**The data**.

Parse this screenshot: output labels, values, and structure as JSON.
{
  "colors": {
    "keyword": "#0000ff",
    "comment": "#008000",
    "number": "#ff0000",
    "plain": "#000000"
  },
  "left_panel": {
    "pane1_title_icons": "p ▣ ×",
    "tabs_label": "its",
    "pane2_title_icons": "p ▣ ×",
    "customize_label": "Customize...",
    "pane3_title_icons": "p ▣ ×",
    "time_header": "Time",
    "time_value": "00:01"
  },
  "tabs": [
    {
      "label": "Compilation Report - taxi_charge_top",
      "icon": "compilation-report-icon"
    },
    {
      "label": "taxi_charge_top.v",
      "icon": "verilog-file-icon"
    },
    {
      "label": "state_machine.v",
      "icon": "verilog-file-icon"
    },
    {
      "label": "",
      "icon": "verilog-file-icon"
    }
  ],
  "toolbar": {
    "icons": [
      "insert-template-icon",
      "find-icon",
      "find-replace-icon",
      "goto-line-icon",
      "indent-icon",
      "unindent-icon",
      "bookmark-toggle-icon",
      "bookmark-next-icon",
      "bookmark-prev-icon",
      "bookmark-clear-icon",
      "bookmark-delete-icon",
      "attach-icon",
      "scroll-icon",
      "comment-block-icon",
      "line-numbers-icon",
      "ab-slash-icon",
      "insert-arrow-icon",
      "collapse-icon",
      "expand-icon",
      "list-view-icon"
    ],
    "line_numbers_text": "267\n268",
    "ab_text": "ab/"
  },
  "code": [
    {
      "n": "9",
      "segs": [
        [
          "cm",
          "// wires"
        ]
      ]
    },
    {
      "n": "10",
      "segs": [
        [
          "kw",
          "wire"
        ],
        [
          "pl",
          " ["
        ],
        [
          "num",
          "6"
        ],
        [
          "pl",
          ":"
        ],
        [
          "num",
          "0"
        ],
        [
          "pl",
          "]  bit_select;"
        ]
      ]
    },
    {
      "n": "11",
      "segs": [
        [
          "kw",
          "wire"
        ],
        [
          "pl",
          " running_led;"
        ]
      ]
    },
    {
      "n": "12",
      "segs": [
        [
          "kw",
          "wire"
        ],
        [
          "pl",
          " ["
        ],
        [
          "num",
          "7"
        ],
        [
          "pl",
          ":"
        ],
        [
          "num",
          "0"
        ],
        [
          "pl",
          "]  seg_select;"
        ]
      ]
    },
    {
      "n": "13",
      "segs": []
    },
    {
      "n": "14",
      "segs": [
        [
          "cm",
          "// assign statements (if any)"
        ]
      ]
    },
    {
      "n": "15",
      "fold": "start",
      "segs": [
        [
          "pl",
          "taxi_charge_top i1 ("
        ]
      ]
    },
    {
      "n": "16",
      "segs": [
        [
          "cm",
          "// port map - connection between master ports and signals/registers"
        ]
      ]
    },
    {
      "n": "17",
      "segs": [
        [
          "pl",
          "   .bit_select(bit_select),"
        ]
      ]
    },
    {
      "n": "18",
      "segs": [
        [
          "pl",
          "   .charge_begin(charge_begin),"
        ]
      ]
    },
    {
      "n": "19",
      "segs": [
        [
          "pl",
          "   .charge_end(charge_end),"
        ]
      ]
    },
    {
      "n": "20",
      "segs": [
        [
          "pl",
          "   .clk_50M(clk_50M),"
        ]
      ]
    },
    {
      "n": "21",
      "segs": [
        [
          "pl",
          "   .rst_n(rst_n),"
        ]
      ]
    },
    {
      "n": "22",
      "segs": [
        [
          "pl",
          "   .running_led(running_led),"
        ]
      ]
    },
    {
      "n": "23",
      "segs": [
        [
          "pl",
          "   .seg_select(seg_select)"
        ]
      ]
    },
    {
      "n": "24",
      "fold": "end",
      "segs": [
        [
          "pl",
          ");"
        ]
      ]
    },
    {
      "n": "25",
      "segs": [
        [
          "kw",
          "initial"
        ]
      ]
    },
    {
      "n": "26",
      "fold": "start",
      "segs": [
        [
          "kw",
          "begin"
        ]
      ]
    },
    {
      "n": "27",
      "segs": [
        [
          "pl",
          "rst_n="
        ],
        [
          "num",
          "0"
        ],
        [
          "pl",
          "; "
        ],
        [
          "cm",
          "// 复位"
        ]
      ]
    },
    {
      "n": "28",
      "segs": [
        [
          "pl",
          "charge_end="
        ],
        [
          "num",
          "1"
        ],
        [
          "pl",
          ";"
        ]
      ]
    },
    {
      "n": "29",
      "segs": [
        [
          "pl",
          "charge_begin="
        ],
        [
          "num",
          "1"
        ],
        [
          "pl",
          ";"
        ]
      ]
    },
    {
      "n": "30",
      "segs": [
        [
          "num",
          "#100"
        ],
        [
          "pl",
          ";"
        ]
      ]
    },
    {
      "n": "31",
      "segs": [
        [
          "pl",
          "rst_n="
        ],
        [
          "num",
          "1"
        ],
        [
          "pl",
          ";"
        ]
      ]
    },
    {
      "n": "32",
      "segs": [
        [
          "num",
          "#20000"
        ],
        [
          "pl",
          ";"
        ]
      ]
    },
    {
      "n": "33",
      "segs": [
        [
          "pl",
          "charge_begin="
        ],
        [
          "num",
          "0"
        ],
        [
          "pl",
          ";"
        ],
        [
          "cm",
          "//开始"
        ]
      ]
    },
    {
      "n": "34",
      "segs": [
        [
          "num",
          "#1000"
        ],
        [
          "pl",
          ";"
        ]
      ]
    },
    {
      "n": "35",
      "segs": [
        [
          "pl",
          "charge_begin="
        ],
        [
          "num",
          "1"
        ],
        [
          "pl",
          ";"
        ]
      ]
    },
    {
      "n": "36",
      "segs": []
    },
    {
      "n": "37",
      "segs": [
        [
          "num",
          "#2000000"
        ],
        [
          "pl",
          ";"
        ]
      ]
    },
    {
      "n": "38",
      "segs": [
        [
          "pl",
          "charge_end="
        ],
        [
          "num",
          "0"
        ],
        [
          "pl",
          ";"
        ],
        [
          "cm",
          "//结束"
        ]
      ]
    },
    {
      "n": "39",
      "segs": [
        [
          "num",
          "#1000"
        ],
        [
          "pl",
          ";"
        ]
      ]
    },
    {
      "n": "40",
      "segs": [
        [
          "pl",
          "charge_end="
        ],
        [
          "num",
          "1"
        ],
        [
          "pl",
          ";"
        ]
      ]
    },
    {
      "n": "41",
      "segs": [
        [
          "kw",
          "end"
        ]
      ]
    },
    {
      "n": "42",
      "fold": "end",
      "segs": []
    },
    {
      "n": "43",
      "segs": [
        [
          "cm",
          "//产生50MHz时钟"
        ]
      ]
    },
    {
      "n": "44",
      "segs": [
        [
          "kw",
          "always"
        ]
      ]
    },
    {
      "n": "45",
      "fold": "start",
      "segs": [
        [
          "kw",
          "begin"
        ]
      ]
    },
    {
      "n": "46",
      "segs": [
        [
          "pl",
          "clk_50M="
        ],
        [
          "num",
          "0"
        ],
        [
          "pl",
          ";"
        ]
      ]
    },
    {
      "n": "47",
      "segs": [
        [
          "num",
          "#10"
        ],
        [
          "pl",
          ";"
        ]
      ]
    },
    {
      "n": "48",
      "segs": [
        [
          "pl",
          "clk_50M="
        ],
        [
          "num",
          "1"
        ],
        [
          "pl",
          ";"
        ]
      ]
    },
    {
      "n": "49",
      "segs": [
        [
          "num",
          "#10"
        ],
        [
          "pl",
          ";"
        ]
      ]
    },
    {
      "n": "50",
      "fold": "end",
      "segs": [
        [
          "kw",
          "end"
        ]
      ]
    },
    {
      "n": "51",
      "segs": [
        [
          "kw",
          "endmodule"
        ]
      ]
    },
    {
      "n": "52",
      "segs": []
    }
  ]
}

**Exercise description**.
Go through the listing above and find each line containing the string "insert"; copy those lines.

**Result of this exercise**.
      "insert-template-icon",
      "insert-arrow-icon",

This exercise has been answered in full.